Defense counsel’s failure to tender compulsion instructions, failure to object to damaging hearsay, and his elicitation of evidence regarding defendant’s post-arrest silence is claimed by defendant to have violated his right to effective assistance of counsel.
Assertions of ineffective assistance of counsel require application of a two-pronged test: (1) counsel’s performance must be below acceptable professional standards, and (2) there must be a reasonable probability that the result of the proceeding would have been different but for counsel’s unprofessional errors. Strickland v. Washington (1984), 466 U.S. 668, 690, 694, 80 L. Ed. 2d 674, 695, 698, 104 S. Ct. 2052, 2066, 2068; People v. Albanese (1984), 104 Ill. 2d 504, 525-27, 473 N.E.2d 1246, cert, denied (1985), 471 U.S. 1044, 85 L. Ed. 2d 335, 105 S. Ct. 2061.

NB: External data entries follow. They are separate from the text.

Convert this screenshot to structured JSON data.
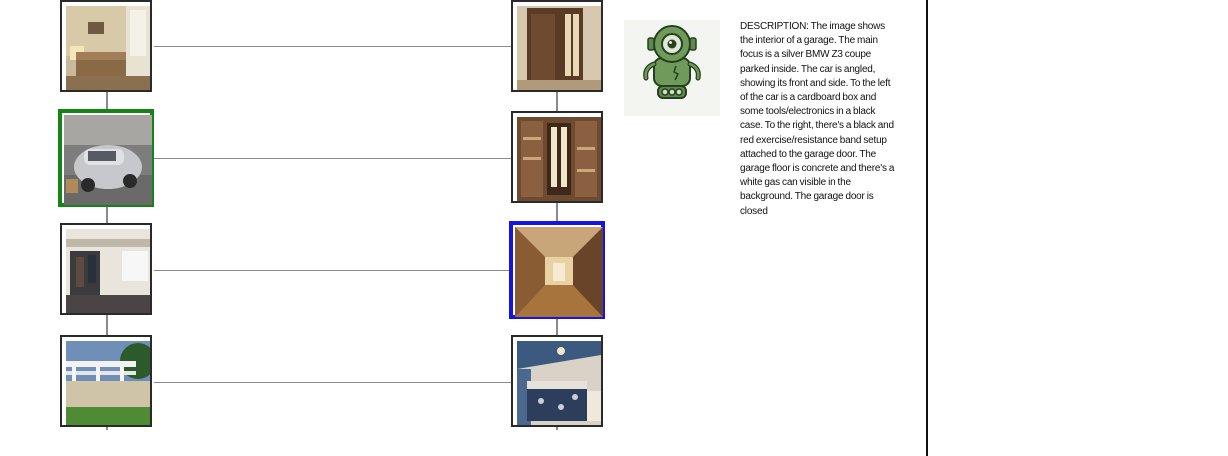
{
  "left_column": [
    {
      "name": "living-room",
      "selected": false
    },
    {
      "name": "garage",
      "selected": true,
      "highlight": "#168316"
    },
    {
      "name": "mudroom",
      "selected": false
    },
    {
      "name": "patio-pergola",
      "selected": false
    }
  ],
  "right_column": [
    {
      "name": "front-door",
      "selected": false
    },
    {
      "name": "closet",
      "selected": false
    },
    {
      "name": "hallway",
      "selected": true,
      "highlight": "#1414e6"
    },
    {
      "name": "bedroom",
      "selected": false
    }
  ],
  "assistant": {
    "icon": "robot-icon",
    "description": "DESCRIPTION: The image shows the interior of a garage. The main focus is a silver BMW Z3 coupe parked inside. The car is angled, showing its front and side. To the left of the car is a cardboard box and some tools/electronics in a black case. To the right, there's a black and red exercise/resistance band setup attached to the garage door. The garage floor is concrete and there's a white gas can visible in the background. The garage door is closed"
  },
  "colors": {
    "connector": "#8a8a8a",
    "selected_left": "#168316",
    "selected_right": "#1414e6",
    "divider": "#111111"
  }
}
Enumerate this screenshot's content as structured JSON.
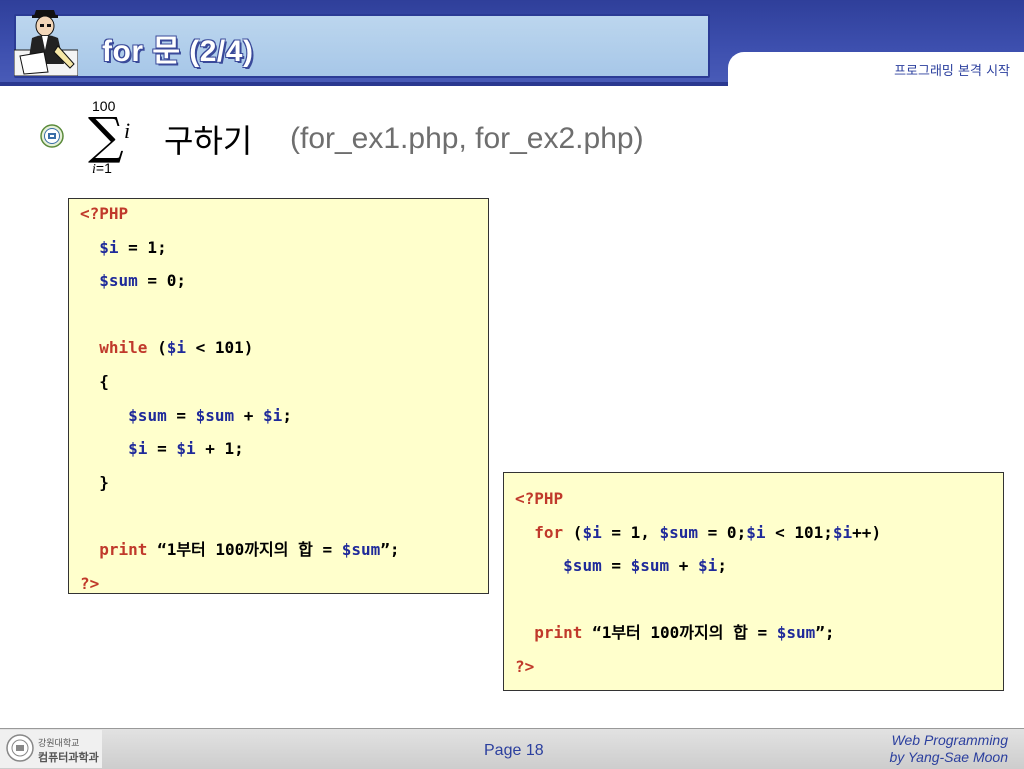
{
  "slide": {
    "title": "for 문 (2/4)",
    "subtitle": "프로그래밍 본격 시작"
  },
  "content": {
    "formula": {
      "upper": "100",
      "sigma": "∑",
      "variable": "i",
      "lower_var": "i",
      "lower_rest": "=1"
    },
    "heading": "구하기",
    "heading_sub": "(for_ex1.php, for_ex2.php)"
  },
  "code_box_1": {
    "lines": [
      [
        {
          "t": "<?PHP",
          "c": "kw"
        }
      ],
      [
        {
          "t": "  "
        },
        {
          "t": "$i",
          "c": "var"
        },
        {
          "t": " = 1;"
        }
      ],
      [
        {
          "t": "  "
        },
        {
          "t": "$sum",
          "c": "var"
        },
        {
          "t": " = 0;"
        }
      ],
      [],
      [
        {
          "t": "  "
        },
        {
          "t": "while",
          "c": "kw"
        },
        {
          "t": " ("
        },
        {
          "t": "$i",
          "c": "var"
        },
        {
          "t": " < 101)"
        }
      ],
      [
        {
          "t": "  {"
        }
      ],
      [
        {
          "t": "     "
        },
        {
          "t": "$sum",
          "c": "var"
        },
        {
          "t": " = "
        },
        {
          "t": "$sum",
          "c": "var"
        },
        {
          "t": " + "
        },
        {
          "t": "$i",
          "c": "var"
        },
        {
          "t": ";"
        }
      ],
      [
        {
          "t": "     "
        },
        {
          "t": "$i",
          "c": "var"
        },
        {
          "t": " = "
        },
        {
          "t": "$i",
          "c": "var"
        },
        {
          "t": " + 1;"
        }
      ],
      [
        {
          "t": "  }"
        }
      ],
      [],
      [
        {
          "t": "  "
        },
        {
          "t": "print",
          "c": "kw"
        },
        {
          "t": " “1부터 100까지의 합 = "
        },
        {
          "t": "$sum",
          "c": "var"
        },
        {
          "t": "”;"
        }
      ],
      [
        {
          "t": "?>",
          "c": "kw"
        }
      ]
    ]
  },
  "code_box_2": {
    "lines": [
      [
        {
          "t": "<?PHP",
          "c": "kw"
        }
      ],
      [
        {
          "t": "  "
        },
        {
          "t": "for",
          "c": "kw"
        },
        {
          "t": " ("
        },
        {
          "t": "$i",
          "c": "var"
        },
        {
          "t": " = 1, "
        },
        {
          "t": "$sum",
          "c": "var"
        },
        {
          "t": " = 0;"
        },
        {
          "t": "$i",
          "c": "var"
        },
        {
          "t": " < 101;"
        },
        {
          "t": "$i",
          "c": "var"
        },
        {
          "t": "++)"
        }
      ],
      [
        {
          "t": "     "
        },
        {
          "t": "$sum",
          "c": "var"
        },
        {
          "t": " = "
        },
        {
          "t": "$sum",
          "c": "var"
        },
        {
          "t": " + "
        },
        {
          "t": "$i",
          "c": "var"
        },
        {
          "t": ";"
        }
      ],
      [],
      [
        {
          "t": "  "
        },
        {
          "t": "print",
          "c": "kw"
        },
        {
          "t": " “1부터 100까지의 합 = "
        },
        {
          "t": "$sum",
          "c": "var"
        },
        {
          "t": "”;"
        }
      ],
      [
        {
          "t": "?>",
          "c": "kw"
        }
      ]
    ]
  },
  "footer": {
    "logo_line1": "강원대학교",
    "logo_line2": "컴퓨터과학과",
    "page": "Page 18",
    "credit_line1": "Web Programming",
    "credit_line2": "by Yang-Sae Moon"
  },
  "colors": {
    "header_blue": "#3d4fae",
    "code_background": "#ffffcc",
    "keyword": "#c0392b",
    "variable": "#1f2a9a"
  },
  "icons": {
    "header_logo": "professor-at-desk-icon",
    "bullet": "university-emblem-icon"
  }
}
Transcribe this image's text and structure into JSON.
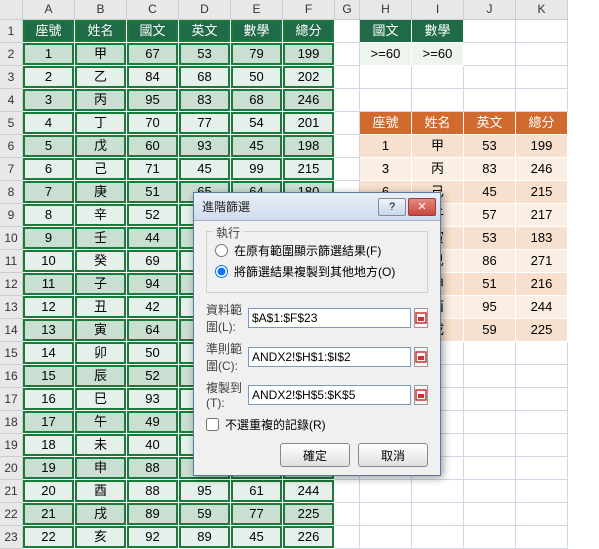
{
  "cols": [
    "A",
    "B",
    "C",
    "D",
    "E",
    "F",
    "G",
    "H",
    "I",
    "J",
    "K"
  ],
  "mainHeaders": [
    "座號",
    "姓名",
    "國文",
    "英文",
    "數學",
    "總分"
  ],
  "mainRows": [
    [
      "1",
      "甲",
      "67",
      "53",
      "79",
      "199"
    ],
    [
      "2",
      "乙",
      "84",
      "68",
      "50",
      "202"
    ],
    [
      "3",
      "丙",
      "95",
      "83",
      "68",
      "246"
    ],
    [
      "4",
      "丁",
      "70",
      "77",
      "54",
      "201"
    ],
    [
      "5",
      "戊",
      "60",
      "93",
      "45",
      "198"
    ],
    [
      "6",
      "己",
      "71",
      "45",
      "99",
      "215"
    ],
    [
      "7",
      "庚",
      "51",
      "65",
      "64",
      "180"
    ],
    [
      "8",
      "辛",
      "52",
      "",
      "",
      "",
      ""
    ],
    [
      "9",
      "壬",
      "44",
      "",
      "",
      "",
      ""
    ],
    [
      "10",
      "癸",
      "69",
      "",
      "",
      "",
      ""
    ],
    [
      "11",
      "子",
      "94",
      "",
      "",
      "",
      ""
    ],
    [
      "12",
      "丑",
      "42",
      "",
      "",
      "",
      ""
    ],
    [
      "13",
      "寅",
      "64",
      "",
      "",
      "",
      ""
    ],
    [
      "14",
      "卯",
      "50",
      "",
      "",
      "",
      ""
    ],
    [
      "15",
      "辰",
      "52",
      "",
      "",
      "",
      ""
    ],
    [
      "16",
      "巳",
      "93",
      "",
      "",
      "",
      ""
    ],
    [
      "17",
      "午",
      "49",
      "",
      "",
      "",
      ""
    ],
    [
      "18",
      "未",
      "40",
      "",
      "",
      "",
      ""
    ],
    [
      "19",
      "申",
      "88",
      "",
      "",
      "",
      ""
    ],
    [
      "20",
      "酉",
      "88",
      "95",
      "61",
      "244"
    ],
    [
      "21",
      "戌",
      "89",
      "59",
      "77",
      "225"
    ],
    [
      "22",
      "亥",
      "92",
      "89",
      "45",
      "226"
    ]
  ],
  "criteriaHeaders": [
    "國文",
    "數學"
  ],
  "criteriaValues": [
    ">=60",
    ">=60"
  ],
  "resultHeaders": [
    "座號",
    "姓名",
    "英文",
    "總分"
  ],
  "resultRows": [
    [
      "1",
      "甲",
      "53",
      "199"
    ],
    [
      "3",
      "丙",
      "83",
      "246"
    ],
    [
      "6",
      "己",
      "45",
      "215"
    ],
    [
      "",
      "子",
      "57",
      "217"
    ],
    [
      "",
      "寅",
      "53",
      "183"
    ],
    [
      "",
      "巳",
      "86",
      "271"
    ],
    [
      "",
      "申",
      "51",
      "216"
    ],
    [
      "",
      "酉",
      "95",
      "244"
    ],
    [
      "",
      "戌",
      "59",
      "225"
    ]
  ],
  "dialog": {
    "title": "進階篩選",
    "group": "執行",
    "radio1": "在原有範圍顯示篩選結果(F)",
    "radio2": "將篩選結果複製到其他地方(O)",
    "label1": "資料範圍(L):",
    "val1": "$A$1:$F$23",
    "label2": "準則範圍(C):",
    "val2": "ANDX2!$H$1:$I$2",
    "label3": "複製到(T):",
    "val3": "ANDX2!$H$5:$K$5",
    "chk": "不選重複的記錄(R)",
    "ok": "確定",
    "cancel": "取消"
  }
}
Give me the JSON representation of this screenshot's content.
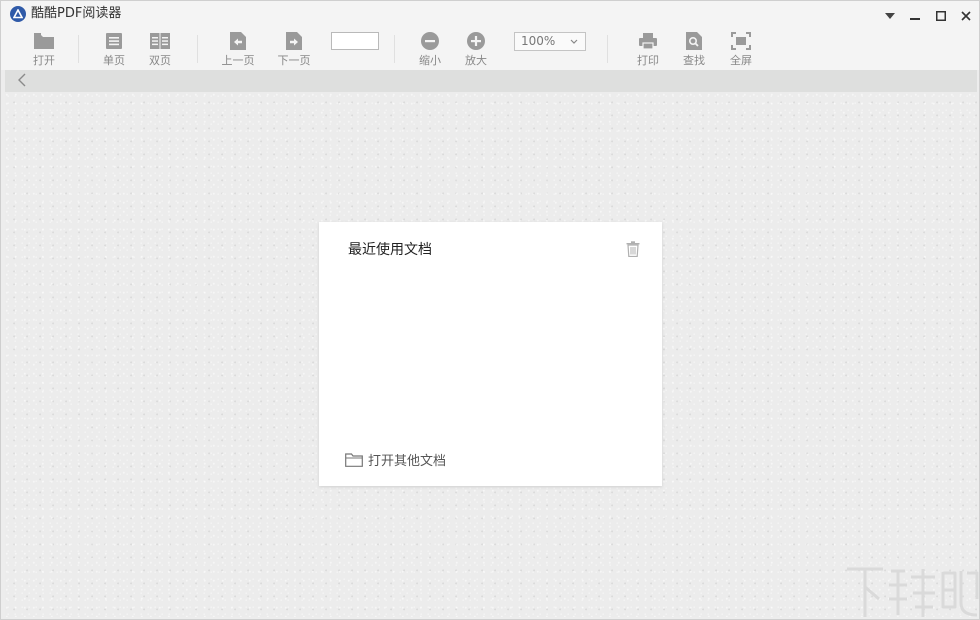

Defense trial counsel here is said to have erred unprofessionally by failing to object to damaging hearsay testimony of a detective regarding defendant’s receiving unemployment checks at a liquor store, Mackin’s car being found near defendant’s alleged address, and defendant’s being arrested while crossing the border from Canada to New York. None of these statements prejudiced defendant under Strickland. Trial counsel’s raising the subject of defendant’s post-arrest silence may have bordered upon unacceptable professional standards, but also may have been the result of trial strategy.
Defense counsel’s failure to object to the given instructions or to offer compulsion instructions, however, was below the range of pro*666fessional competence. Trial counsel has been found ineffective for failing to offer self-defense instructions when that was the only defense raised. (People v. Jaffe (1986), 145 Ill. App. 3d 840, 853, 493 N.E.2d 600. See People v. Brinson (1980), 80 Ill. App. 3d 388, 394, 399 N.E.2d 1010; but see United States ex rel. Huckstead v. Greer (7th Cir. 1984), 737 F.2d 673, 675-76.) Here compulsion was the only defense raised. Counsel’s failure to object or to tender instructions on this theory cannot be dismissed as trial strategy. Nor was the substance of the omitted instructions, that the prosecutor had to disprove compulsion beyond a reasonable doubt, placed before the jury in any other manner. There is a reasonable probability that but for counsel’s error the result would have been different. (See People v. Jaffe (1986), 145 Ill. App. 3d 840, 854-55, 493 N.E.2d 600.) Under these circumstances, too, defendant is entitled to a new trial.
Finally, defendant argues his $20 fine is inappropriate where the circuit court failed to consider his financial resources. From comments made by the circuit court at sentencing, the fine appears to have been imposed pursuant to the Violent Crime Victims Assistance Act (Ill. Rev. Stat. 1985, ch. 70, par. 510(b)(2)). That act contains no reference to the guidelines of the Unified Code of Corrections, which sets forth penalties in section 5 — 9—1 (Ill. Rev. Stat. 1981, ch. 38, par. 1005 — 9—1), that require consideration of financial circumstances and future ability of an offender to pay a fine. We find no error in the imposition of the fine. See People v. Bennett (1986), 144 Ill. App. 3d 184, 186, 494 N.E.2d 847.
In view of the errors which occurred at trial with respect to the absence of instructions to the jury on the theory of compulsion and because of ineffective assistance of counsel, we must reverse defendant’s conviction and remand for a new trial.
Reversed and remanded.
STAMOS and BILANDIC, JJ., concur.